Return the listing in full, word for word.
----------
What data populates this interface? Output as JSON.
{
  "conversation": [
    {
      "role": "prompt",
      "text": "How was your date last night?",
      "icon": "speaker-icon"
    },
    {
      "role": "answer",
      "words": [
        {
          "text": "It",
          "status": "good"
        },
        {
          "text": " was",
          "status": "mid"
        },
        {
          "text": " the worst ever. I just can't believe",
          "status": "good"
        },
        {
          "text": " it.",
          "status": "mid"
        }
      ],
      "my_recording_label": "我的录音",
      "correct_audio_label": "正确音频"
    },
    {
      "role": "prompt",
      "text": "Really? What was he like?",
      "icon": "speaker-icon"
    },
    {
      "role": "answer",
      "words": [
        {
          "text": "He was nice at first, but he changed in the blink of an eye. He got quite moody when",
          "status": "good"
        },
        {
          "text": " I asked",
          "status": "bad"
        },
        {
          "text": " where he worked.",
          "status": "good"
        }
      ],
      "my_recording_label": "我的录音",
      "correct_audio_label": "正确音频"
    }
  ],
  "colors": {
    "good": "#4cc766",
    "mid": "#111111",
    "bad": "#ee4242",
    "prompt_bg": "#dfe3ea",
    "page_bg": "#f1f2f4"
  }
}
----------
**Reply**
What data populates this interface? Output as JSON.
{
  "conversation": [
    {
      "role": "prompt",
      "text": "How was your date last night?",
      "icon": "speaker-icon"
    },
    {
      "role": "answer",
      "words": [
        {
          "text": "It",
          "status": "good"
        },
        {
          "text": " was",
          "status": "mid"
        },
        {
          "text": " the worst ever. I just can't believe",
          "status": "good"
        },
        {
          "text": " it.",
          "status": "mid"
        }
      ],
      "my_recording_label": "我的录音",
      "correct_audio_label": "正确音频"
    },
    {
      "role": "prompt",
      "text": "Really? What was he like?",
      "icon": "speaker-icon"
    },
    {
      "role": "answer",
      "words": [
        {
          "text": "He was nice at first, but he changed in the blink of an eye. He got quite moody when",
          "status": "good"
        },
        {
          "text": " I asked",
          "status": "bad"
        },
        {
          "text": " where he worked.",
          "status": "good"
        }
      ],
      "my_recording_label": "我的录音",
      "correct_audio_label": "正确音频"
    }
  ],
  "colors": {
    "good": "#4cc766",
    "mid": "#111111",
    "bad": "#ee4242",
    "prompt_bg": "#dfe3ea",
    "page_bg": "#f1f2f4"
  }
}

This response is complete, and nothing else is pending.